Carnivorous plants snap up another gold at Chelsea
PUBLISHED: 09:00 21 July 2014
Andrea Cowan visited Nigel Hewitt-Cooper to demystify the world of the carnivorous plant and find out what it takes to win gold at Chelsea Flower Show – for the 6th time!
When you think of a carnivorous plant you are probably, like me, imagining something that is a tropical plant, temperamental and hard to care for.
Specialist nursery owner, Nigel Hewitt-Cooper, is here to ‘bust the myth’.
“These beautiful plants are completely misunderstood,” he says. “The majority of the 1,000 species that I grow here are pretty hardy and some can be happily planted outside in gardens here in the UK in the right circumstances.”
The market for these beautiful, intricate looking plants is remarkably small, albeit loyal. “I think this is mostly because of the assumption that they are difficult to care for,” continues Nigel as a way of explanation.
“Admittedly you can’t put them in normal compost and give them tap water - there are specific conditions – but once you know what they like, they are really easy to grow.”
They like full sun and rain water, and are temperate: this means that they actually like our fluctuating seasons and enjoy hot summers and cold winters. “If you do keep them as an indoor houseplant, they will really appreciate going out in the garden, or in a cold greenhouse for the winter months where they will die back until the spring.”
So how has a father-of-three, living in a Somerset long house, become such an authority on carnivorous plants? “It’s a familiar story,” says Nigel. “My gran had a greenhouse in Morden and I loved visiting it as a kid. I was always amazed by the diversity of what she was able to grow in that small glass construction! So, having already developed an interest in plants, I was then given a Venus Fly Trap, and that was it – I was hooked.”
A few happy coincidences later, including a friend having a lot of plants they wanted to get rid of, Nigel began to build up his own stocks, specialising in the carnivorous plants that had caught his imagination. It takes from five to eight years to grow these plants from seed so this was not an overnight affair.

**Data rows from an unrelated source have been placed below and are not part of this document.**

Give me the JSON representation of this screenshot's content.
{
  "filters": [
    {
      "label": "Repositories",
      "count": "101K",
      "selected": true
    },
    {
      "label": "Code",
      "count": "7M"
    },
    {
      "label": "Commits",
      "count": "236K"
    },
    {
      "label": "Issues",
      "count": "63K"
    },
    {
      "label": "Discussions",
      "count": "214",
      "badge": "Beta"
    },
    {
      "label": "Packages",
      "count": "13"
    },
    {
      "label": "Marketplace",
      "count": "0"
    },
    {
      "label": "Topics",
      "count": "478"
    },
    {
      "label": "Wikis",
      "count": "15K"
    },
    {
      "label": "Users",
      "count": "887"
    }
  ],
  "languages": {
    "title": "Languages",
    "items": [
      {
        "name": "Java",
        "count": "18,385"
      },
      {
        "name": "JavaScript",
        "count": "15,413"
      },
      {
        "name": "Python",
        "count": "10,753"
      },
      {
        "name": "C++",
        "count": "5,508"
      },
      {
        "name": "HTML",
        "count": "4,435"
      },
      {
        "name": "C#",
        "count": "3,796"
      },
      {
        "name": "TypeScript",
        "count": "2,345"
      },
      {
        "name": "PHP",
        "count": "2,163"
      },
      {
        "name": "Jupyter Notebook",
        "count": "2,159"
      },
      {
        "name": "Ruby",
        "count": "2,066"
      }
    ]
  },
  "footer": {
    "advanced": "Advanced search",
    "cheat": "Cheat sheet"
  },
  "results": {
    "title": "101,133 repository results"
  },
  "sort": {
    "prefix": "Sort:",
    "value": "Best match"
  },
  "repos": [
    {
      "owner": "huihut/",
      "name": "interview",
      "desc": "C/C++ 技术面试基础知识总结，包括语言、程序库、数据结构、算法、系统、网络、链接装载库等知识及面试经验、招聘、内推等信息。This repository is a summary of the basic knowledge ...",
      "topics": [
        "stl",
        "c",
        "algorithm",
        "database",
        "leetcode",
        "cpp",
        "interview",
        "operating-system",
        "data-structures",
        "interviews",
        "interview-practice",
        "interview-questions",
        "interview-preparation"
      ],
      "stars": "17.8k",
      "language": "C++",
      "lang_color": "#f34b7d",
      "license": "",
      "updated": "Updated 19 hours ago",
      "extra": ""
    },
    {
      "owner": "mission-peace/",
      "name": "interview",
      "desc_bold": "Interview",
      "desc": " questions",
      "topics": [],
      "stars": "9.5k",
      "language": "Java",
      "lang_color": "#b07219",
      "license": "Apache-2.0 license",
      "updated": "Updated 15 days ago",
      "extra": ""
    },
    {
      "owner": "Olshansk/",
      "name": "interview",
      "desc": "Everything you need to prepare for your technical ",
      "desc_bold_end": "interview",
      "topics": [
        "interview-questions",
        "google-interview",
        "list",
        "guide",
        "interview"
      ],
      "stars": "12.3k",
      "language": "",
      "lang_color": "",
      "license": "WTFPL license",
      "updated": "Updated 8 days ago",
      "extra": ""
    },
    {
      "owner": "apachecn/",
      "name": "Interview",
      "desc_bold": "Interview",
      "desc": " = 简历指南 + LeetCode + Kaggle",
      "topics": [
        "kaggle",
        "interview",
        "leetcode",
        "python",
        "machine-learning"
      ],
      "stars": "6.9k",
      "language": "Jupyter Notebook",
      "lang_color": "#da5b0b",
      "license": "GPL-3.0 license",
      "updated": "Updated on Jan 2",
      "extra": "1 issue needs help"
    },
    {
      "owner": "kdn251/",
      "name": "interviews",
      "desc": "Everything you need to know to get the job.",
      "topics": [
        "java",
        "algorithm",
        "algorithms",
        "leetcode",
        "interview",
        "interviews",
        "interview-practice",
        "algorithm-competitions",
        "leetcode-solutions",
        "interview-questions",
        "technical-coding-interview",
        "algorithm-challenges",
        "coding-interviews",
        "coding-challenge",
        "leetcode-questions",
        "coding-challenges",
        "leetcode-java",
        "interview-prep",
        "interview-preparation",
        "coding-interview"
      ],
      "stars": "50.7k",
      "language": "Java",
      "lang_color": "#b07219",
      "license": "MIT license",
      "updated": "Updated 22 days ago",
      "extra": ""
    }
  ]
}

Living in Surrey at the time, and growing his plants in two poly tunnels, Nigel was also busy building up his ‘day job’ with his company Expressions Display, supplying modular exhibition stands and portable marketing equipment to the UK market. An online business, it meant he could live anywhere. And so began his search for the right property to bring up his young family and with the space necessary for his plans to expand his specialist nursery.
In 2004 the Hewitt-Coopers moved into the beautiful long house in West Pennard with 1.3 acres of garden.
Wandering around this beautiful gardens and vast green house, I was struck by how stunning these plants are and, now understanding a little more about to look after them, I began to look at them in a new light.
“It’s this reaction that keeps me returning to Chelsea Flower Show each year” says Nigel. “It’s especially effective when garden designers use them in the show gardens.” He is determined to inform and educate people.
“This was my 10th anniversary” he said of this year’s event, which ran from 20-24 May. And he is delighted to have been awarded a gold medal another year running, making a grand total of six, a great reward for all the hard work.
“It is always touch and go as Chelsea is very early in the season for my plants. As they are temperate, they die back in winter and nothing really happens until early April. Each year is different. A grey January means that everything will be late. By the end of February I have to judge if there are any plants that need a little helping hand to bring them on. Additional light and heat will encourage them to spring into action a little earlier than they might have done otherwise.”
To win a Gold Medal at Chelsea Flower Show, a panel of five judges looks at three areas of criteria for each exhibit; the plants themselves; the overall impression and the scale of endeavour. Then 11-12 points out of a maximum of 12 results in a gold.
You might imagine that Nigel would be planning his display for months in advance. In reality, it is slightly less organised.
“The stunning, impressive pitcher plants form the backbone of the display. The rest is rather dependent on what looks good when I’m loading up the trailer.”
So, maybe it’s time to take another look at these fascinating, mysterious plants and perhaps give them some garden space. And with such names as Cobra Lily (or Darlingtonia) and Sundew (or Drosera) it’s hard to resist.
“The only thing I’d suggest is to buy from a specialist. There are a few of us around. This is because they will have been grown harder and are therefore tougher. Mass produced plants from a garden centre will be tissue cultured plants, cultivated in soft grown conditions which means they might not be quite so forgiving. That’s when people become disheartened,” says Nigel.
Nigel is available to talk at WI or gardening club meetings.